You rule the raging of the sea: when the waves thereof arise, you still them.
Throughout the Scriptures the sea is regarded as an object of fear; its majesty, greatness, masterfulness, seem mostly to have impressed men. It had not then been tamed by human skill; the compass was not known; the few vessels were inefficiently constructed for ocean sailing, and they seldom ventured out of sight of land. Scripture speaks of "the raging of the sea," of "the raging waves of the sea," of its voice "roaring," of the "floods lifting up their voice," of the "wicked being like the troubled sea," of "those that go down to the sea" seeing "the wonders of the Lord, and his judgments in the deep," of the "great and wide sea, wherein are things creeping innumerable." And even when it seems to have a gentler thought, and says, "There go the ships," immediately it adds a note of power and fear, "There is that leviathan, whom thou hast made to play therein."
I. THE SEA WAS A SYMBOL OF SEPARATION, AND SO OF THE EARTHLY TROUBLES THAT COME OUT OF SEPARATIONS. When friends in those days were carried away over the sea, they seemed to be utterly, hopelessly lost. We may have to some extent mastered this feeling by making of the ocean a highway, and yet still our friends are more truly lost to us when the sea divides us than when the land does. And yet, in family life, there are worse dividers than the sea.
II. THE SEA BROUGHT THE SUPREME SENSE OF DANGER, AND SO SYMBOLIZED THE PERILS TO WHICH DAILY LIFE IS EXPOSED. The sea is ever raging as if it would devour. The waters sink as if they would swallow us up, or rise as if they would cast us out. In our boats there is but an inch of wood between us and death. Yet our real perils are those which come to our soul's life. "Fear not them who can but kill the body." What the sea may typify is far more important than what the sea can do.
III. THE SEA SEEMED TO EMBODY THE IDEA OF MYSTERY. We can never seem to understand the sea; never account for the sea; never feel sure what it is going to do; never read the secrets it holds in its bosom. It is the symbol for us of the mysteries, often so distressing, so agonizing, with which we are surrounded - mysteries of life, of truth, of duty, of ourselves, of God, of eternity, which compel our life on earth to be a "life of faith."

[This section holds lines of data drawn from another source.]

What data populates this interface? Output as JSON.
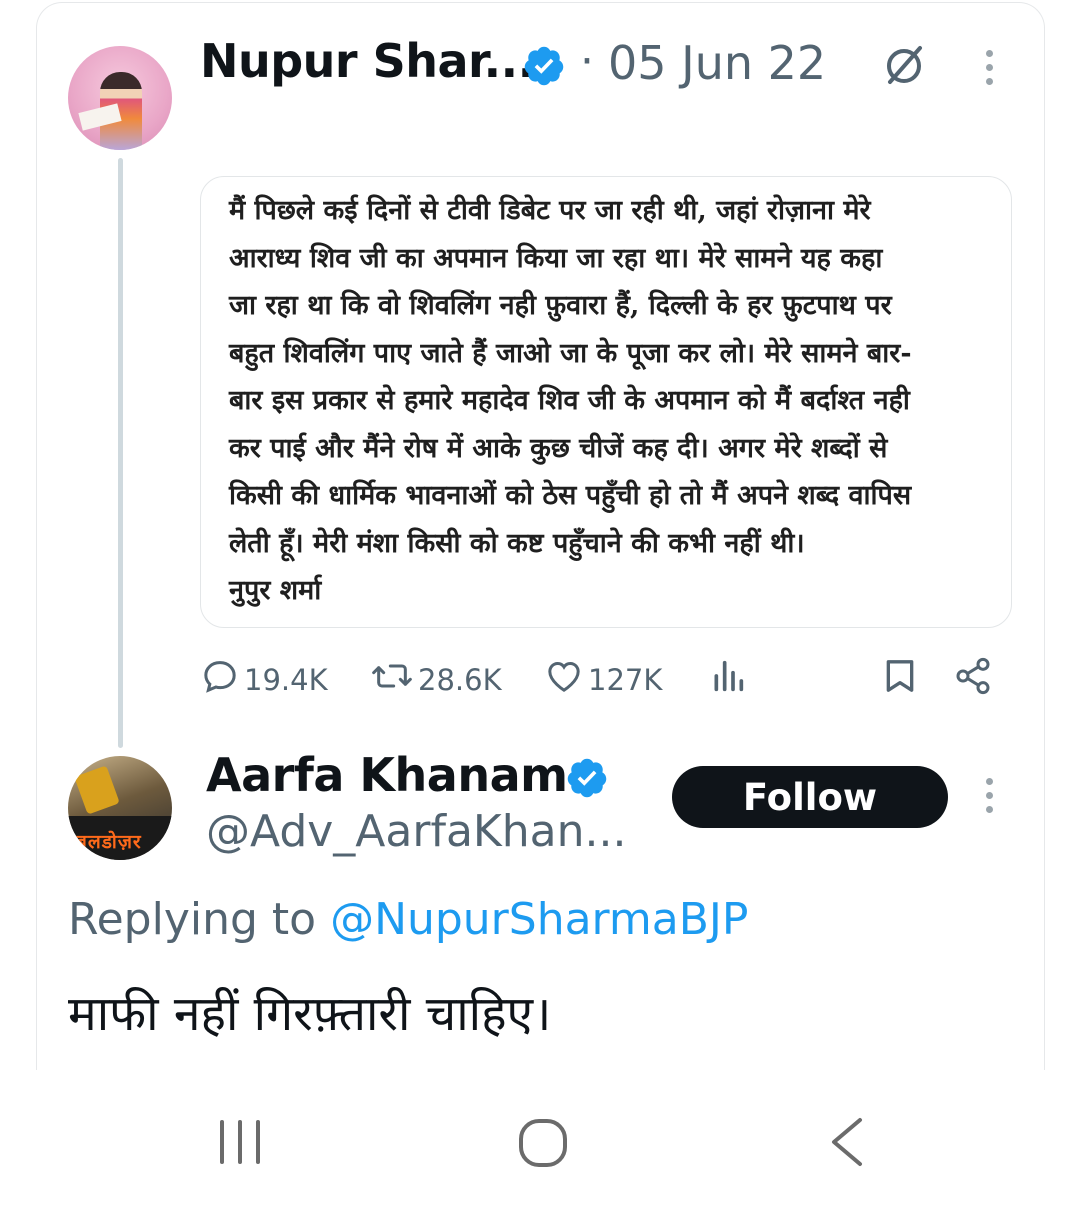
{
  "tweet": {
    "author_name": "Nupur Shar...",
    "separator": "·",
    "date": "05 Jun 22",
    "quote_text": "मैं पिछले कई दिनों से टीवी डिबेट पर जा रही थी, जहां रोज़ाना मेरे\nआराध्य शिव जी का अपमान किया जा रहा था। मेरे सामने यह कहा\nजा रहा था कि वो शिवलिंग नही फ़ुवारा हैं, दिल्ली के हर फ़ुटपाथ पर\nबहुत शिवलिंग पाए जाते हैं जाओ जा के पूजा कर लो। मेरे सामने बार-\nबार इस प्रकार से हमारे महादेव शिव जी के अपमान को मैं बर्दाश्त नही\nकर पाई और मैंने रोष में आके कुछ चीजें कह दी। अगर मेरे शब्दों से\nकिसी की धार्मिक भावनाओं को ठेस पहुँची हो तो मैं अपने शब्द वापिस\nलेती हूँ। मेरी मंशा किसी को कष्ट पहुँचाने की कभी नहीं थी।\nनुपुर शर्मा",
    "stats": {
      "replies": "19.4K",
      "reposts": "28.6K",
      "likes": "127K"
    },
    "icons": [
      "verified-badge-icon",
      "edit-history-icon",
      "more-icon",
      "reply-icon",
      "repost-icon",
      "like-icon",
      "views-icon",
      "bookmark-icon",
      "share-icon"
    ]
  },
  "reply": {
    "author_name": "Aarfa Khanam",
    "handle": "@Adv_AarfaKhan...",
    "avatar_banner_text": "बलडोज़र",
    "follow_label": "Follow",
    "replying_prefix": "Replying to",
    "replying_mention": "@NupurSharmaBJP",
    "text": "माफी नहीं गिरफ़्तारी चाहिए।"
  },
  "navbar": {
    "icons": [
      "recent-apps-icon",
      "home-icon",
      "back-icon"
    ]
  },
  "colors": {
    "verified": "#1d9bf0",
    "mention": "#1d9bf0",
    "muted": "#536471",
    "button_bg": "#0f1419"
  }
}
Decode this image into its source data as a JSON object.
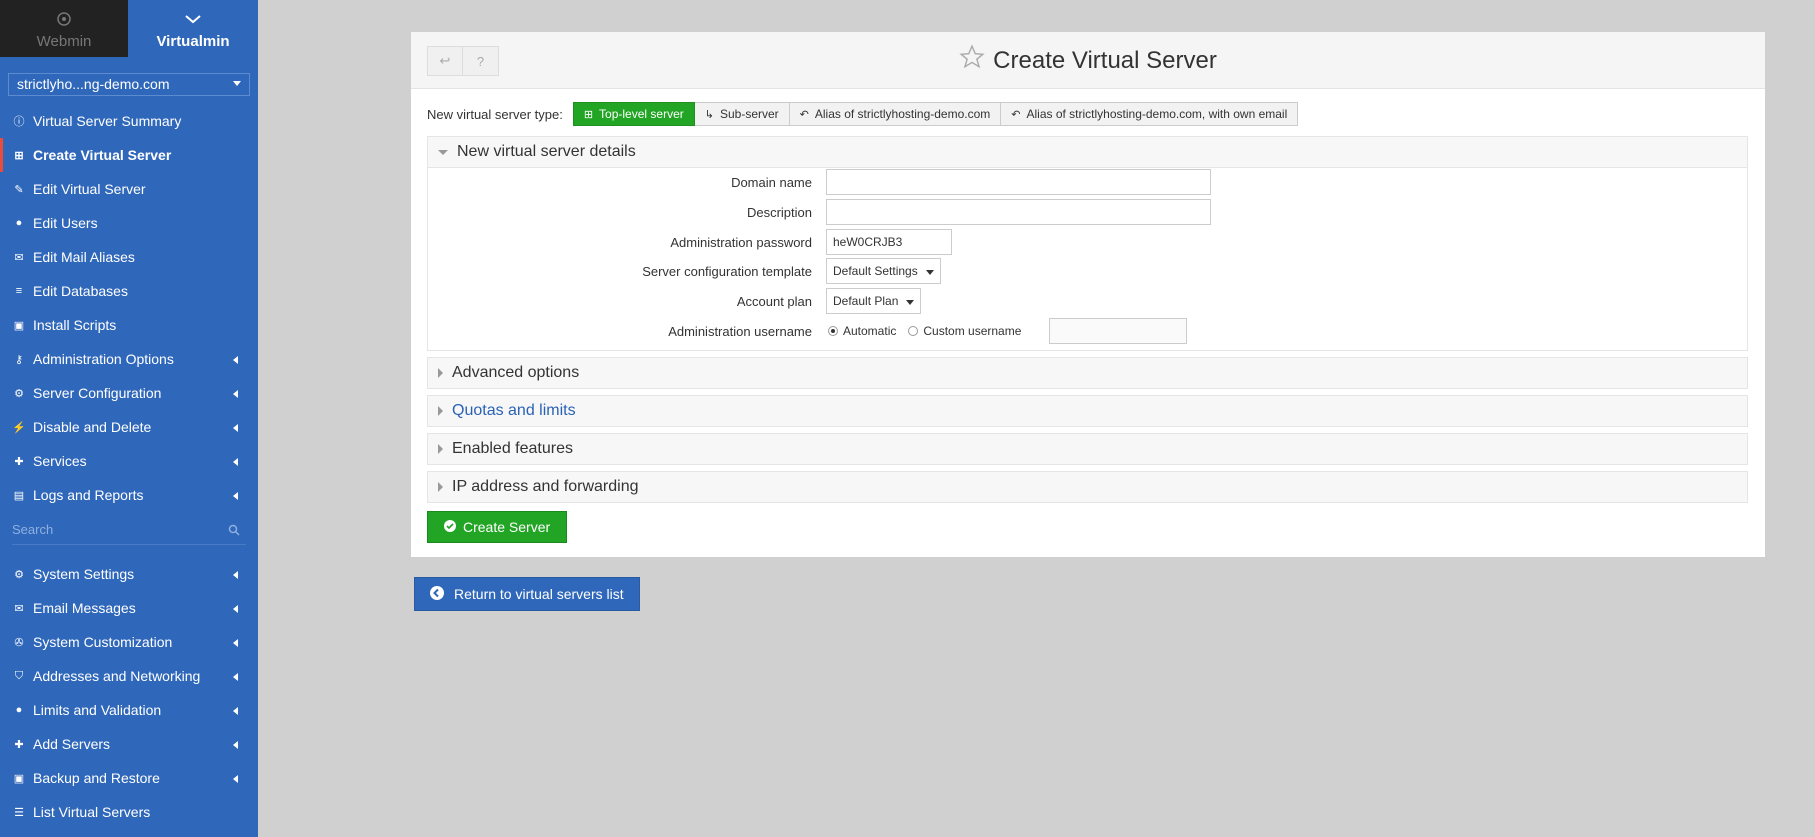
{
  "switcher": {
    "webmin_label": "Webmin",
    "virtualmin_label": "Virtualmin"
  },
  "domain_select": {
    "value": "strictlyho...ng-demo.com"
  },
  "sidebar": {
    "items": [
      {
        "label": "Virtual Server Summary",
        "icon": "info-circle-icon"
      },
      {
        "label": "Create Virtual Server",
        "icon": "plus-square-icon"
      },
      {
        "label": "Edit Virtual Server",
        "icon": "edit-icon"
      },
      {
        "label": "Edit Users",
        "icon": "users-icon"
      },
      {
        "label": "Edit Mail Aliases",
        "icon": "envelope-icon"
      },
      {
        "label": "Edit Databases",
        "icon": "database-icon"
      },
      {
        "label": "Install Scripts",
        "icon": "script-icon"
      },
      {
        "label": "Administration Options",
        "icon": "key-icon"
      },
      {
        "label": "Server Configuration",
        "icon": "cogs-icon"
      },
      {
        "label": "Disable and Delete",
        "icon": "plug-icon"
      },
      {
        "label": "Services",
        "icon": "puzzle-icon"
      },
      {
        "label": "Logs and Reports",
        "icon": "file-icon"
      }
    ],
    "search_placeholder": "Search",
    "items2": [
      {
        "label": "System Settings",
        "icon": "gear-icon"
      },
      {
        "label": "Email Messages",
        "icon": "envelope-icon"
      },
      {
        "label": "System Customization",
        "icon": "wrench-icon"
      },
      {
        "label": "Addresses and Networking",
        "icon": "shield-icon"
      },
      {
        "label": "Limits and Validation",
        "icon": "user-lock-icon"
      },
      {
        "label": "Add Servers",
        "icon": "plus-icon"
      },
      {
        "label": "Backup and Restore",
        "icon": "save-icon"
      },
      {
        "label": "List Virtual Servers",
        "icon": "list-icon"
      }
    ]
  },
  "page": {
    "title": "Create Virtual Server",
    "type_label": "New virtual server type:",
    "types": [
      "Top-level server",
      "Sub-server",
      "Alias of strictlyhosting-demo.com",
      "Alias of strictlyhosting-demo.com, with own email"
    ],
    "details_section": "New virtual server details",
    "fields": {
      "domain_name": "Domain name",
      "description": "Description",
      "admin_password": "Administration password",
      "admin_password_value": "heW0CRJB3",
      "template": "Server configuration template",
      "template_value": "Default Settings",
      "plan": "Account plan",
      "plan_value": "Default Plan",
      "username": "Administration username",
      "username_auto": "Automatic",
      "username_custom": "Custom username"
    },
    "sections": [
      "Advanced options",
      "Quotas and limits",
      "Enabled features",
      "IP address and forwarding"
    ],
    "create_button": "Create Server",
    "return_button": "Return to virtual servers list"
  }
}
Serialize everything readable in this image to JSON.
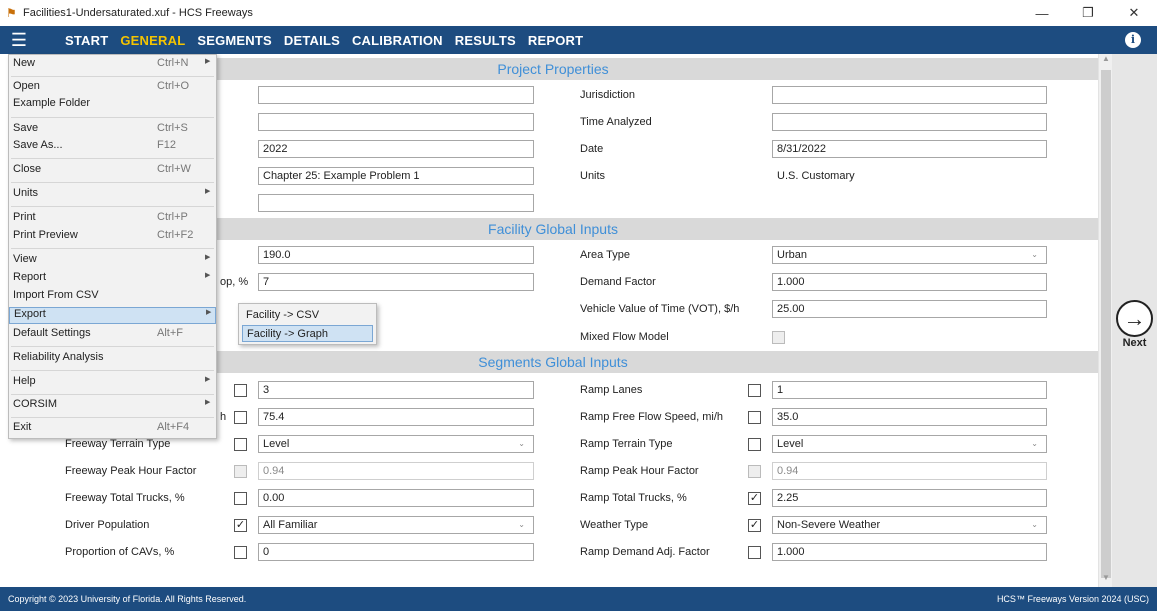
{
  "window": {
    "title": "Facilities1-Undersaturated.xuf - HCS Freeways",
    "minimize": "—",
    "restore": "❐",
    "close": "✕"
  },
  "nav": {
    "items": [
      "START",
      "GENERAL",
      "SEGMENTS",
      "DETAILS",
      "CALIBRATION",
      "RESULTS",
      "REPORT"
    ],
    "active": "GENERAL"
  },
  "sections": {
    "project": "Project Properties",
    "facility": "Facility Global Inputs",
    "segments": "Segments Global Inputs"
  },
  "project": {
    "left_values": [
      "",
      "",
      "2022",
      "Chapter 25: Example Problem 1",
      ""
    ],
    "jurisdiction_label": "Jurisdiction",
    "time_analyzed_label": "Time Analyzed",
    "date_label": "Date",
    "date_value": "8/31/2022",
    "units_label": "Units",
    "units_value": "U.S. Customary"
  },
  "facility": {
    "left_field_1": "190.0",
    "left_label_partial": "op, %",
    "left_field_2": "7",
    "area_type_label": "Area Type",
    "area_type_value": "Urban",
    "demand_factor_label": "Demand Factor",
    "demand_factor_value": "1.000",
    "vot_label": "Vehicle Value of Time (VOT), $/h",
    "vot_value": "25.00",
    "mixed_flow_label": "Mixed Flow Model"
  },
  "segments": {
    "left": [
      {
        "label": "",
        "value": "3",
        "checked": false
      },
      {
        "label": "h",
        "value": "75.4",
        "checked": false
      },
      {
        "label": "Freeway Terrain Type",
        "value": "Level",
        "checked": false,
        "dropdown": true
      },
      {
        "label": "Freeway Peak Hour Factor",
        "value": "0.94",
        "checked": false,
        "disabled": true
      },
      {
        "label": "Freeway Total Trucks, %",
        "value": "0.00",
        "checked": false
      },
      {
        "label": "Driver Population",
        "value": "All Familiar",
        "checked": true,
        "dropdown": true
      },
      {
        "label": "Proportion of CAVs, %",
        "value": "0",
        "checked": false
      }
    ],
    "right": [
      {
        "label": "Ramp Lanes",
        "value": "1",
        "checked": false
      },
      {
        "label": "Ramp Free Flow Speed, mi/h",
        "value": "35.0",
        "checked": false
      },
      {
        "label": "Ramp Terrain Type",
        "value": "Level",
        "checked": false,
        "dropdown": true
      },
      {
        "label": "Ramp Peak Hour Factor",
        "value": "0.94",
        "checked": false,
        "disabled": true
      },
      {
        "label": "Ramp Total Trucks, %",
        "value": "2.25",
        "checked": true
      },
      {
        "label": "Weather Type",
        "value": "Non-Severe Weather",
        "checked": true,
        "dropdown": true
      },
      {
        "label": "Ramp Demand Adj. Factor",
        "value": "1.000",
        "checked": false
      }
    ]
  },
  "menu": {
    "items": [
      {
        "label": "New",
        "shortcut": "Ctrl+N",
        "arrow": true
      },
      {
        "label": "Open",
        "shortcut": "Ctrl+O"
      },
      {
        "label": "Example Folder",
        "shortcut": ""
      },
      {
        "label": "Save",
        "shortcut": "Ctrl+S"
      },
      {
        "label": "Save As...",
        "shortcut": "F12"
      },
      {
        "label": "Close",
        "shortcut": "Ctrl+W"
      },
      {
        "label": "Units",
        "shortcut": "",
        "arrow": true
      },
      {
        "label": "Print",
        "shortcut": "Ctrl+P"
      },
      {
        "label": "Print Preview",
        "shortcut": "Ctrl+F2"
      },
      {
        "label": "View",
        "shortcut": "",
        "arrow": true
      },
      {
        "label": "Report",
        "shortcut": "",
        "arrow": true
      },
      {
        "label": "Import From CSV",
        "shortcut": ""
      },
      {
        "label": "Export",
        "shortcut": "",
        "arrow": true,
        "highlight": true
      },
      {
        "label": "Default Settings",
        "shortcut": "Alt+F"
      },
      {
        "label": "Reliability Analysis",
        "shortcut": ""
      },
      {
        "label": "Help",
        "shortcut": "",
        "arrow": true
      },
      {
        "label": "CORSIM",
        "shortcut": "",
        "arrow": true
      },
      {
        "label": "Exit",
        "shortcut": "Alt+F4"
      }
    ],
    "export_submenu": [
      "Facility -> CSV",
      "Facility -> Graph"
    ]
  },
  "next_label": "Next",
  "footer": {
    "copyright": "Copyright © 2023 University of Florida. All Rights Reserved.",
    "version": "HCS™ Freeways Version 2024 (USC)"
  }
}
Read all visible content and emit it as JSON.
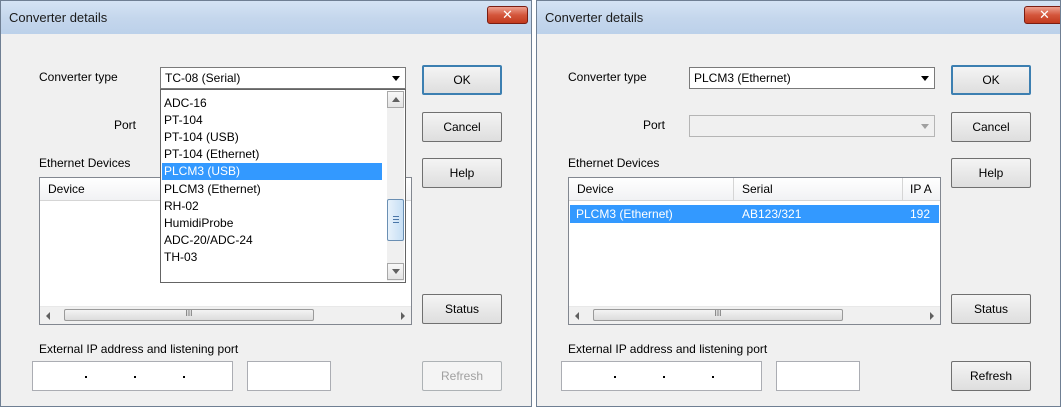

IV. THE SEA WAS AN EMBLEM OF THE CHANGEABLENESS THAT CHARACTERIZES ALL EARTHLY THINGS. It is well called the troubled, restless sea; and this we feel quite as truly in summer calm, when only gentle winds blow across it, as in winter conflicts, when wild winds raise high the tides. It ever reminds us that "the fashion of this world passeth away." Yet the psalmist could see God restraining and using even the sea, and with this thought encourages our fullest confidence in him. - R.T.
Parallel VersesKJV: Thou rulest the raging of the sea: when the waves thereof arise, thou stillest them.